In establishing joint ventures and other forms of co-investment, shareholder agreements are frequently used as a tool to provide for negotiated rights, such as preferred rights to voting, dividends and upon a liquidation, to provide for pre-emption rights, rights of first refusal and dispute resolution mechanisms.  These provisions can often be tracked through into the constitutional documents of a BVI company.



However, such provisions, and shareholder agreements, have historically not been legally recognised in Russia.  As a result, Russian law did not recognise contractual provisions relating to share transfers, restrictions on the sale of shares and corporate governance provisions relating to board appointments and voting.  As a result it was common practice to incorporate a BVI company, as shareholder agreements would be recognised under BVI law and such provisions could be incorporated into the company's constitutional documents.

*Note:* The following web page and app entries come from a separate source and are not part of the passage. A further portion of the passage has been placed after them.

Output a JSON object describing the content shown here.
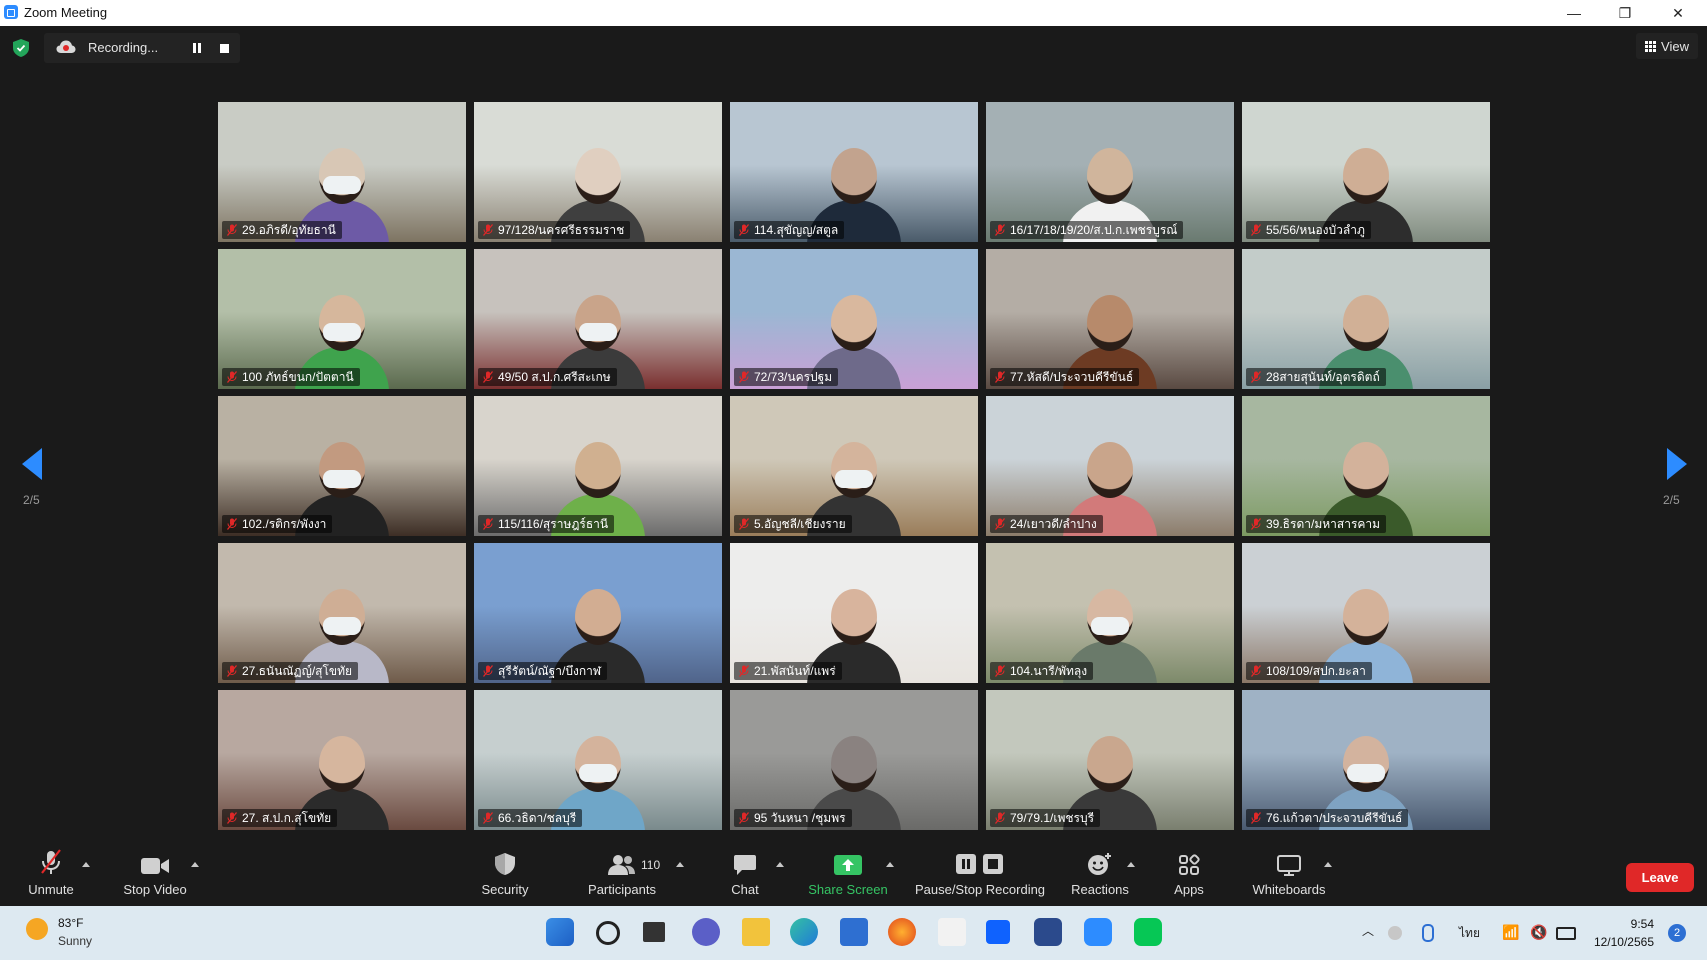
{
  "window": {
    "title": "Zoom Meeting",
    "controls": [
      "—",
      "❐",
      "✕"
    ]
  },
  "topbar": {
    "recording_label": "Recording...",
    "view_label": "View",
    "accent": "#2d8cff"
  },
  "pager": {
    "left": "2/5",
    "right": "2/5"
  },
  "participants": [
    "29.อภิรดี/อุทัยธานี",
    "97/128/นครศรีธรรมราช",
    "114.สุขัญญ/สตูล",
    "16/17/18/19/20/ส.ป.ก.เพชรบูรณ์",
    "55/56/หนองบัวลำภู",
    "100 ภัทธ์ขนก/ปัตตานี",
    "49/50 ส.ป.ก.ศรีสะเกษ",
    "72/73/นครปฐม",
    "77.หัสดี/ประจวบคีรีขันธ์",
    "28สายสุนันท์/อุตรดิตถ์",
    "102./รติกร/พังงา",
    "115/116/สุราษฎร์ธานี",
    "5.อัญชลี/เชียงราย",
    "24/เยาวดี/ลำปาง",
    "39.ธิรดา/มหาสารคาม",
    "27.ธนันณัฏญ์/สุโขทัย",
    "สุรีรัตน์/ณัฐา/บึงกาฬ",
    "21.พัสนันท์/แพร่",
    "104.นารี/พัทลุง",
    "108/109/สปก.ยะลา",
    "27. ส.ป.ก.สุโขทัย",
    "66.วธิดา/ชลบุรี",
    "95 วันหนา /ชุมพร",
    "79/79.1/เพชรบุรี",
    "76.แก้วตา/ประจวบคีรีขันธ์"
  ],
  "toolbar": {
    "unmute": "Unmute",
    "stop_video": "Stop Video",
    "security": "Security",
    "participants": "Participants",
    "participants_count": "110",
    "chat": "Chat",
    "share_screen": "Share Screen",
    "pause_stop_recording": "Pause/Stop Recording",
    "reactions": "Reactions",
    "apps": "Apps",
    "whiteboards": "Whiteboards",
    "leave": "Leave",
    "share_color": "#35c464",
    "leave_color": "#e02828"
  },
  "taskbar": {
    "weather_temp": "83°F",
    "weather_condition": "Sunny",
    "language": "ไทย",
    "time": "9:54",
    "date": "12/10/2565",
    "notification_count": "2"
  }
}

In 2009, steps were taken to ameliorate the situation with an amendment to the Law on Joint Stock Companies, which formally recognised shareholder agreements.  However, problems still remained in that the amendment failed to clarify whether foreign law shareholder agreements were valid, and issues remained with the apparent inflexibility of Russian corporate law.



Further amendments were made, including the 2013 amendments, which provided for the recognition of foreign law shareholder agreements.  However, the popular view is that BVI companies still provide the best solutions to matters concerning shareholder rights and joint ventures, with one paper noting that despite the 2013 amendments, the authors "do not see an immediate change to the tendency to structure Russian joint investments offshore."[5]



What this outline review of the relationship between Russia and the BVI indicates is that an understanding of the Russian legal and economic context is key to understanding the reasons for the popularity of BVI companies in Russia.


It is clear from the Russian perspective that BVI companies have been used as a means of managing legal risk.  The BVI has allowed Russian investors to manage risk by providing the tools to enable such investors to protect their assets, to obtain finance in an uncertain economic environment, and to rely upon well defined property rights and legal protections when co-investing with other investors.

[1] See Koroliuk & Rudenko, Russian Multinationals FDI Outflows Geography: the Emerging Dominance of Greater Europe, 67(1) European Researcher (2014).

[2] See Settles, International Investment Activities of Russian Corporations, <>.

[3] See The Economist, Unbundling the Nation State, 8 February 2014.

[4] See Karhunen & Ledayeva, Foreign Investments Between Offshore Financial Cenres and Russia: Institutional Arbitrage or Institutional Escape, Centre for Markets in Transition Paper 1 (2011).

[5] See Cranfield & Kondruseva, Changes to regulation of shareholders agreements in the context of the Russian Civil Code reform - will they make a difference? Lexology (12 December 2013) <>.